As per the Trend Micro analysis, “The threat actor is currently targeting users in Southeast Asia, particularly gambling and betting companies. Europe and the Middle East were also reported to us as being targeted, but we could not confirm this at the time of writing. Exfiltrated data was mostly comprised of databases and source codes, which led us to believe that the group’s main purpose is cyberespionage.”
The hackers used two previously unknown backdoors, identified malware families such as PlugX and the HyperBro backdoor, along with custom post-exploitation tools. One of the backdoors exploits the file hosting service Dropbox as command-and-control (C&C). The new backdoor was discovered when the group used both standard and custom malware exploitation tools to attack a company in the Philippines.
The group was also employing modified versions of common malware such as Trochilus RAT, PlugX RAT, keyloggers using the Microsoft Foundation Class (MFC) library, the custom in-memory HyperBro backdoor, and a Cobalt Strike sample.
The attackers’ arsenal includes post-exploitation tools such as tools for bypassing UAC (User Account Control), password dumpers (Quarks PwDump, modified Mimikatz, NetPwdDump), and code loaders.
Experts have recognised two main backdoors (Type 1 and Type 2) used in attacks that were previously unknown in the threat environment.
Another backdoor complements Type 1 – it executes malware downloaded from Dropbox and loaded in memory. Type 1 backdoor runs by utilizing DLL side-loading.
The malware was employed for stealing PDF and Office documents, browser cookies, key logs, SQL dumps, and a KeePass manager database.
Both backdoors implement a UAC system bypass – they also implement a keylogging feature.
A first variant of the Type 1 backdoor was found to be released in late May 2019, while version 9.0 dates October 2019.
The Type 2 backdoor was initially released in July 2019 – it was used in a spear-phishing attack distributing a weaponised MS Word document.

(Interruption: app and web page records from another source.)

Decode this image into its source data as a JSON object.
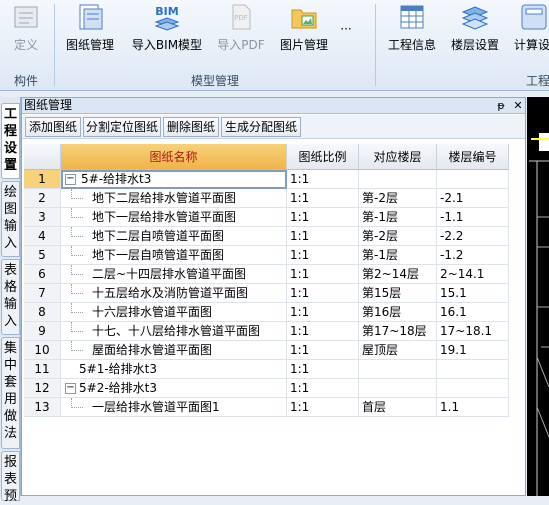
{
  "ribbon": {
    "groups": [
      {
        "label": "构件"
      },
      {
        "label": "模型管理"
      },
      {
        "label": "工程"
      }
    ],
    "buttons": {
      "define": "定义",
      "drawing_mgmt": "图纸管理",
      "import_bim": "导入BIM模型",
      "import_pdf": "导入PDF",
      "image_mgmt": "图片管理",
      "more": "···",
      "project_info": "工程信息",
      "floor_settings": "楼层设置",
      "calc_settings": "计算设"
    },
    "bim_icon_text": "BIM",
    "pdf_icon_text": "PDF"
  },
  "side_tabs": [
    "工程设置",
    "绘图输入",
    "表格输入",
    "集中套用做法",
    "报表预"
  ],
  "panel": {
    "title": "图纸管理",
    "pin": "ᵽ",
    "close": "✕",
    "toolbar": [
      "添加图纸",
      "分割定位图纸",
      "删除图纸",
      "生成分配图纸"
    ],
    "columns": [
      "图纸名称",
      "图纸比例",
      "对应楼层",
      "楼层编号"
    ],
    "rows": [
      {
        "no": "1",
        "name": "5#-给排水t3",
        "scale": "1:1",
        "floor": "",
        "code": ""
      },
      {
        "no": "2",
        "name": "地下二层给排水管道平面图",
        "scale": "1:1",
        "floor": "第-2层",
        "code": "-2.1"
      },
      {
        "no": "3",
        "name": "地下一层给排水管道平面图",
        "scale": "1:1",
        "floor": "第-1层",
        "code": "-1.1"
      },
      {
        "no": "4",
        "name": "地下二层自喷管道平面图",
        "scale": "1:1",
        "floor": "第-2层",
        "code": "-2.2"
      },
      {
        "no": "5",
        "name": "地下一层自喷管道平面图",
        "scale": "1:1",
        "floor": "第-1层",
        "code": "-1.2"
      },
      {
        "no": "6",
        "name": "二层~十四层排水管道平面图",
        "scale": "1:1",
        "floor": "第2~14层",
        "code": "2~14.1"
      },
      {
        "no": "7",
        "name": "十五层给水及消防管道平面图",
        "scale": "1:1",
        "floor": "第15层",
        "code": "15.1"
      },
      {
        "no": "8",
        "name": "十六层排水管道平面图",
        "scale": "1:1",
        "floor": "第16层",
        "code": "16.1"
      },
      {
        "no": "9",
        "name": "十七、十八层给排水管道平面图",
        "scale": "1:1",
        "floor": "第17~18层",
        "code": "17~18.1"
      },
      {
        "no": "10",
        "name": "屋面给排水管道平面图",
        "scale": "1:1",
        "floor": "屋顶层",
        "code": "19.1"
      },
      {
        "no": "11",
        "name": "5#1-给排水t3",
        "scale": "1:1",
        "floor": "",
        "code": ""
      },
      {
        "no": "12",
        "name": "5#2-给排水t3",
        "scale": "1:1",
        "floor": "",
        "code": ""
      },
      {
        "no": "13",
        "name": "一层给排水管道平面图1",
        "scale": "1:1",
        "floor": "首层",
        "code": "1.1"
      }
    ],
    "tree_toggle": "−"
  }
}
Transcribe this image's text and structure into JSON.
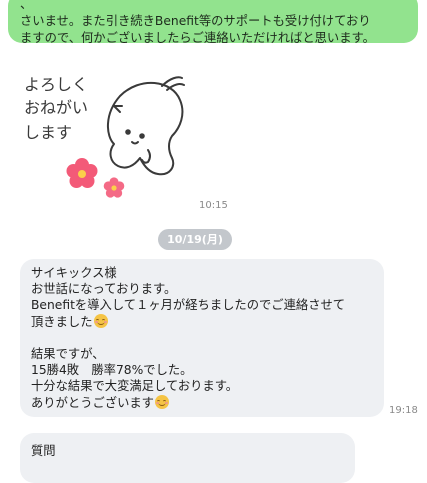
{
  "messages": {
    "outgoing_top": {
      "lines": [
        "、 　　　　　　　　　　　　　　　　　　　",
        "さいませ。また引き続きBenefit等のサポートも受け付けており",
        "ますので、何かございましたらご連絡いただければと思います。"
      ]
    },
    "sticker": {
      "text_lines": [
        "よろしく",
        "おねがい",
        "します"
      ],
      "time": "10:15"
    },
    "date_divider": "10/19(月)",
    "incoming_1": {
      "lines": [
        "サイキックス様",
        "お世話になっております。",
        "Benefitを導入して１ヶ月が経ちましたのでご連絡させて",
        "頂きました",
        "",
        "結果ですが、",
        "15勝4敗　勝率78%でした。",
        "十分な結果で大変満足しております。",
        "ありがとうございます"
      ],
      "time": "19:18"
    },
    "incoming_2": {
      "text": "質問"
    }
  },
  "colors": {
    "outgoing_bubble": "#92e38e",
    "incoming_bubble": "#eef0f3",
    "date_pill": "#c3c7cc"
  },
  "icons": {
    "emoji": "smiling-face-with-smiling-eyes-icon",
    "sticker": "cat-bowing-sticker-with-flowers"
  }
}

These circumstances suggest that DRBControl has been active at least since 2017, but it is speculated it has had a longer run.
For now, it is not possible to accurately associate the DRBControl group with a specific threat actor; it is not completely clear if the hackers belong to a new APT group or are a subgroup of a known Chinese APT group.
Source – Igaming world